With the fast changing employee needs and technologies, having one monolithic application to address many diverse needs may not always be feasible. Andrew Horne suggests three potential approaches for addressing the application usability challenges. Three Tips to Solve IT’s Usability Problem (CEB’s IT Blog)

In an four-part series, Torsten Volk talks about the basics (Part 1) of Software Defined Data Center (SDDC), its core components (Part 2), challenges and controversies (Part 3), as well as the current state of technologies in making SDDC a reality. The Software Defined Datacenter: Part 4 of 4 – Where We Are Today (EMA Blog Community)

Business processes are everywhere, and most organization’s processes are largely unmapped. Laura Brandenburg outlines five processes that are always worth documenting. 5 Processes Worth Mapping (Bridging the Gap)

Although new technology can sometimes minimize or eliminate the mundane or the repetitive tasks that don’t add value, Anna Farmery believes that we should not fear and instead should focus on fulfilling the human element of our business role even more. Dealing with Fear of Unemployment From New Technology (The Engaging Brand)

While everyone has their own definition of success, real success is rarely possible without building great relationships. Jeff Haden lists nine actionable approaches for building mutually beneficial relationships with others. 9 Habits of People Who Build Extraordinary Relationships (Inc.com)

Although many dislike meetings, they are still an important aspect of an organization’s operations and decision-making process.
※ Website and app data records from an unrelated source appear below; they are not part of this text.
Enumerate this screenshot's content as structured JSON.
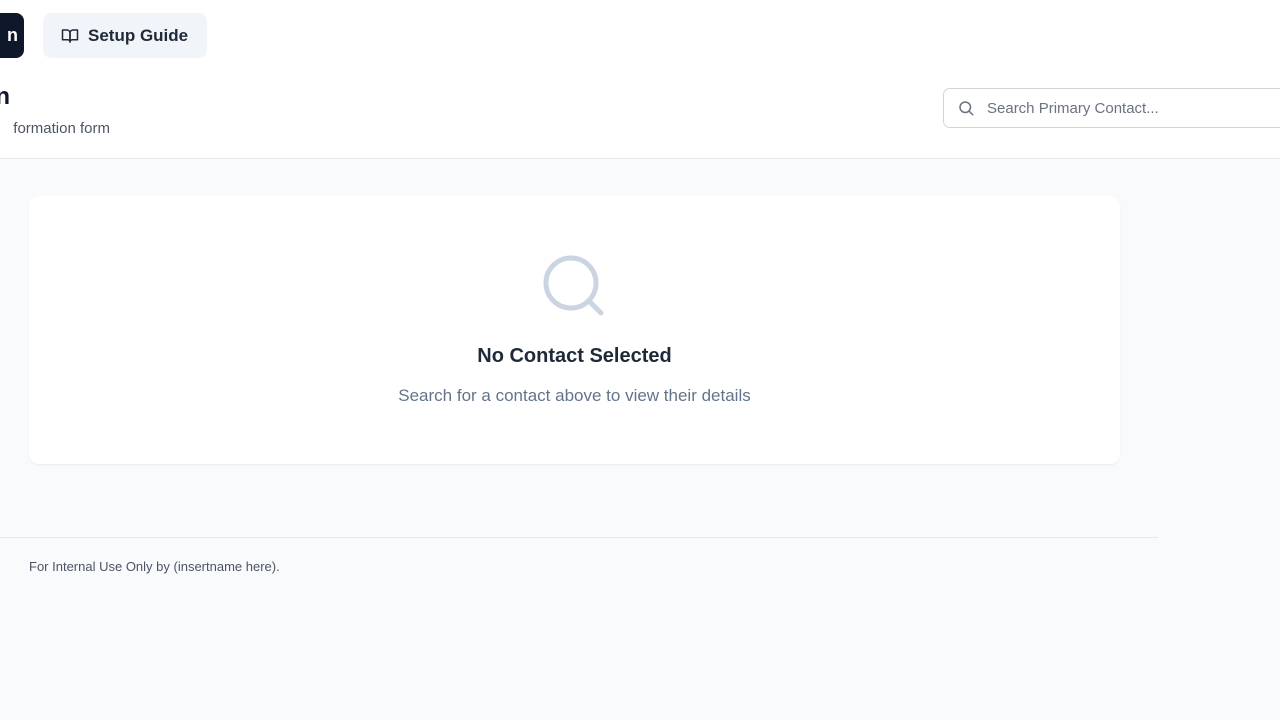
{
  "header": {
    "primary_button_label": "n",
    "guide_button_label": "Setup Guide",
    "title": "n",
    "subtitle": "formation form"
  },
  "search": {
    "placeholder": "Search Primary Contact...",
    "value": ""
  },
  "empty_state": {
    "icon": "search-icon",
    "title": "No Contact Selected",
    "description": "Search for a contact above to view their details"
  },
  "footer": {
    "text": "For Internal Use Only by (insertname here)."
  },
  "icons": {
    "guide": "book-open-icon",
    "search": "search-icon"
  },
  "colors": {
    "primary_button_bg": "#0f172a",
    "guide_button_bg": "#f1f5f9",
    "page_bg": "#f8fafc",
    "empty_icon": "#cbd5e1"
  }
}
Seth Godin provides suggestions on minimizing some unproductive meeting behaviors. A field guide to the Meeting Troll (Seth’s Blog)

Reflecting from the working sessions with a number of accomplished leaders and professionals, Marshall Goldsmith explains why now is a great time to plan the rest of your life and how you can bring more contribution, more meaning and more happiness into it. Creating a Great Rest of Your Life (Marshall Goldsmith Personal Blog)